Blockchain technology giving smaller countries the chance to leapfrog bigger rivals

SOONER or later, disruptive technologies find a home. The industry supporting blockchain and other distributed ledger technologies has become an international business, and an international race is on to establish blockchain hubs. Though traditional tech centres such as San Francisco and Berlin host blockchain firms, non-traditional technology hubs such as Singapore, Switzerland, Gibraltar and Malta are fast emerging as leading centres of innovation. Small jurisdictions are proving mighty when it comes to harnessing the power of this disruptive technology.

Smaller jurisdictions - whether city-states like Singapore, overseas territories like Gibraltar or small countries like Switzerland or Malta - are forever on the lookout for new ways to attract business and investment. By demonstrating their "crypto-friendliness", these governments have successfully attracted new residents, business and investment, expanding their tax base, making headlines, and burnishing their reputations as a result.

To stay relevant internationally, it is imperative for these smaller jurisdictions to remain competitive and seize new opportunities. As they cannot necessarily rely on large economies to make up for shortfalls in a given sector, smaller nations must be more proactive in growing and maintaining their competitive advantage in nascent industries. This includes promoting new technologies, capitalising on new business opportunities and adopting dynamic, innovation-friendly regulation.

For these smaller jurisdictions, embracing blockchain offers more than just the welcome promise of new business. Distributed ledgers have the potential to disrupt larger states' entrenched economic dominance. By making borderless, decentralised and highly-transparent business and financial transactions a reality, blockchain provides companies which were previously excluded from international markets the opportunity to connect with customers, partners and capital worldwide. The transformative nature of this technology empowers businesses within smaller jurisdictions to expand their operations and scale, and, in doing so, promote local economic growth.

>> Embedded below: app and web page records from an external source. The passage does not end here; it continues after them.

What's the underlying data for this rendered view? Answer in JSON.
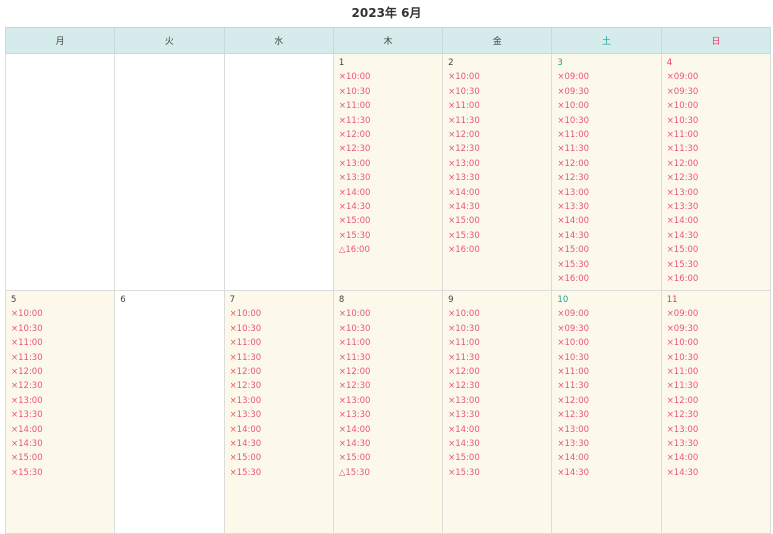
{
  "calendar": {
    "title": "2023年 6月",
    "weekdays": [
      "月",
      "火",
      "水",
      "木",
      "金",
      "土",
      "日"
    ],
    "weeks": [
      {
        "days": [
          null,
          null,
          null,
          {
            "num": "1",
            "slots": [
              "×10:00",
              "×10:30",
              "×11:00",
              "×11:30",
              "×12:00",
              "×12:30",
              "×13:00",
              "×13:30",
              "×14:00",
              "×14:30",
              "×15:00",
              "×15:30",
              "△16:00"
            ]
          },
          {
            "num": "2",
            "slots": [
              "×10:00",
              "×10:30",
              "×11:00",
              "×11:30",
              "×12:00",
              "×12:30",
              "×13:00",
              "×13:30",
              "×14:00",
              "×14:30",
              "×15:00",
              "×15:30",
              "×16:00"
            ]
          },
          {
            "num": "3",
            "slots": [
              "×09:00",
              "×09:30",
              "×10:00",
              "×10:30",
              "×11:00",
              "×11:30",
              "×12:00",
              "×12:30",
              "×13:00",
              "×13:30",
              "×14:00",
              "×14:30",
              "×15:00",
              "×15:30",
              "×16:00"
            ]
          },
          {
            "num": "4",
            "slots": [
              "×09:00",
              "×09:30",
              "×10:00",
              "×10:30",
              "×11:00",
              "×11:30",
              "×12:00",
              "×12:30",
              "×13:00",
              "×13:30",
              "×14:00",
              "×14:30",
              "×15:00",
              "×15:30",
              "×16:00"
            ]
          }
        ]
      },
      {
        "days": [
          {
            "num": "5",
            "slots": [
              "×10:00",
              "×10:30",
              "×11:00",
              "×11:30",
              "×12:00",
              "×12:30",
              "×13:00",
              "×13:30",
              "×14:00",
              "×14:30",
              "×15:00",
              "×15:30"
            ]
          },
          {
            "num": "6",
            "slots": []
          },
          {
            "num": "7",
            "slots": [
              "×10:00",
              "×10:30",
              "×11:00",
              "×11:30",
              "×12:00",
              "×12:30",
              "×13:00",
              "×13:30",
              "×14:00",
              "×14:30",
              "×15:00",
              "×15:30"
            ]
          },
          {
            "num": "8",
            "slots": [
              "×10:00",
              "×10:30",
              "×11:00",
              "×11:30",
              "×12:00",
              "×12:30",
              "×13:00",
              "×13:30",
              "×14:00",
              "×14:30",
              "×15:00",
              "△15:30"
            ]
          },
          {
            "num": "9",
            "slots": [
              "×10:00",
              "×10:30",
              "×11:00",
              "×11:30",
              "×12:00",
              "×12:30",
              "×13:00",
              "×13:30",
              "×14:00",
              "×14:30",
              "×15:00",
              "×15:30"
            ]
          },
          {
            "num": "10",
            "slots": [
              "×09:00",
              "×09:30",
              "×10:00",
              "×10:30",
              "×11:00",
              "×11:30",
              "×12:00",
              "×12:30",
              "×13:00",
              "×13:30",
              "×14:00",
              "×14:30"
            ]
          },
          {
            "num": "11",
            "slots": [
              "×09:00",
              "×09:30",
              "×10:00",
              "×10:30",
              "×11:00",
              "×11:30",
              "×12:00",
              "×12:30",
              "×13:00",
              "×13:30",
              "×14:00",
              "×14:30"
            ]
          }
        ]
      }
    ]
  }
}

MORE NIMBLE

Faced with blockchain's economic potential and regulatory challenges, smaller jurisdictions have proved more nimble than larger ones. This flexibility has made them fertile soil for blockchain ecosystems to flourish. In Singapore, a combination of clear guidelines on blockchain and crypto currencies, proactive support for innovation and collaborative partnerships with industry leaders have made the city-state a favourable environment for emerging blockchain technology.

The Monetary Authority of Singapore (MAS) and Singapore Exchange (SGX) recently announced a collaboration with Anquan, Deloitte and Nasdaq to explore safe and efficient trading across blockchain platforms.

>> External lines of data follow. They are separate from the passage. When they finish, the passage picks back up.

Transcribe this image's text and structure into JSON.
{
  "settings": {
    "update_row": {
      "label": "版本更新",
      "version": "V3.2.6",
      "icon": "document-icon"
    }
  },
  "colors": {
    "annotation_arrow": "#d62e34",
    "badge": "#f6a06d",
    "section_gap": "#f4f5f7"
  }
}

This type of government support creates a stable, accommodating and secure environment for blockchain companies and startups, accelerates local innovation efforts and draws international projects to emerging blockchain hubs.

The success of small jurisdictions embracing blockchain technology is likely to beget more success. A pronounced first-mover advantage in promoting local blockchain economies and attracting international investments make these locales ever more attractive to innovators. Each successful blockchain project developed provides further cachet for the jurisdiction as an innovation ecosystem. As the blockchain sector continues to mature, we can expect to see an increase in the number of organisations utilising this transformative technology, and far more capital allocated to the industry.

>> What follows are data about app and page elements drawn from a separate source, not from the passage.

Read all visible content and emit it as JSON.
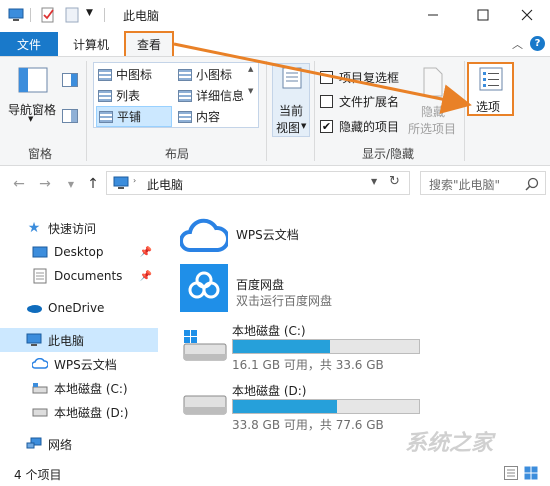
{
  "window": {
    "title": "此电脑",
    "minimize_icon": "minimize-icon",
    "maximize_icon": "maximize-icon",
    "close_icon": "close-icon"
  },
  "tabs": {
    "file": "文件",
    "computer": "计算机",
    "view": "查看"
  },
  "ribbon": {
    "pane_group": {
      "nav_pane": "导航窗格",
      "label": "窗格"
    },
    "layout_group": {
      "items": [
        "中图标",
        "小图标",
        "列表",
        "详细信息",
        "平铺",
        "内容"
      ],
      "label": "布局"
    },
    "current_view": {
      "line1": "当前",
      "line2": "视图"
    },
    "show_hide_group": {
      "item_checkboxes": "项目复选框",
      "file_ext": "文件扩展名",
      "hidden_items": "隐藏的项目",
      "hide_line1": "隐藏",
      "hide_line2": "所选项目",
      "label": "显示/隐藏",
      "item_checkboxes_checked": false,
      "file_ext_checked": false,
      "hidden_items_checked": true
    },
    "options": "选项"
  },
  "address": {
    "path": "此电脑",
    "search_placeholder": "搜索\"此电脑\""
  },
  "nav": {
    "quick_access": "快速访问",
    "desktop": "Desktop",
    "documents": "Documents",
    "onedrive": "OneDrive",
    "this_pc": "此电脑",
    "wps": "WPS云文档",
    "drive_c": "本地磁盘 (C:)",
    "drive_d": "本地磁盘 (D:)",
    "network": "网络"
  },
  "content": {
    "wps": {
      "name": "WPS云文档"
    },
    "baidu": {
      "name": "百度网盘",
      "desc": "双击运行百度网盘"
    },
    "drive_c": {
      "name": "本地磁盘 (C:)",
      "usage": "16.1 GB 可用，共 33.6 GB",
      "used_fraction": 0.52
    },
    "drive_d": {
      "name": "本地磁盘 (D:)",
      "usage": "33.8 GB 可用，共 77.6 GB",
      "used_fraction": 0.56
    }
  },
  "status": {
    "count": "4 个项目"
  },
  "watermark": "系统之家",
  "colors": {
    "accent": "#1979ca",
    "annotation": "#e98127",
    "drive_fill": "#26a0da",
    "selection": "#cce8ff"
  }
}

More investment, of course, means heightened international competition. To continue to reap the benefits of their current dominance within the blockchain space, smaller countries will need to maintain the flexibility and dynamism which they have exhibited to date, and be prepared to adapt to new challenges and opportunities as they arrive.

  • The writer is founder and CEO of Wachsman, a blockchain professional services firm with offices in New York, Dublin and Singapore.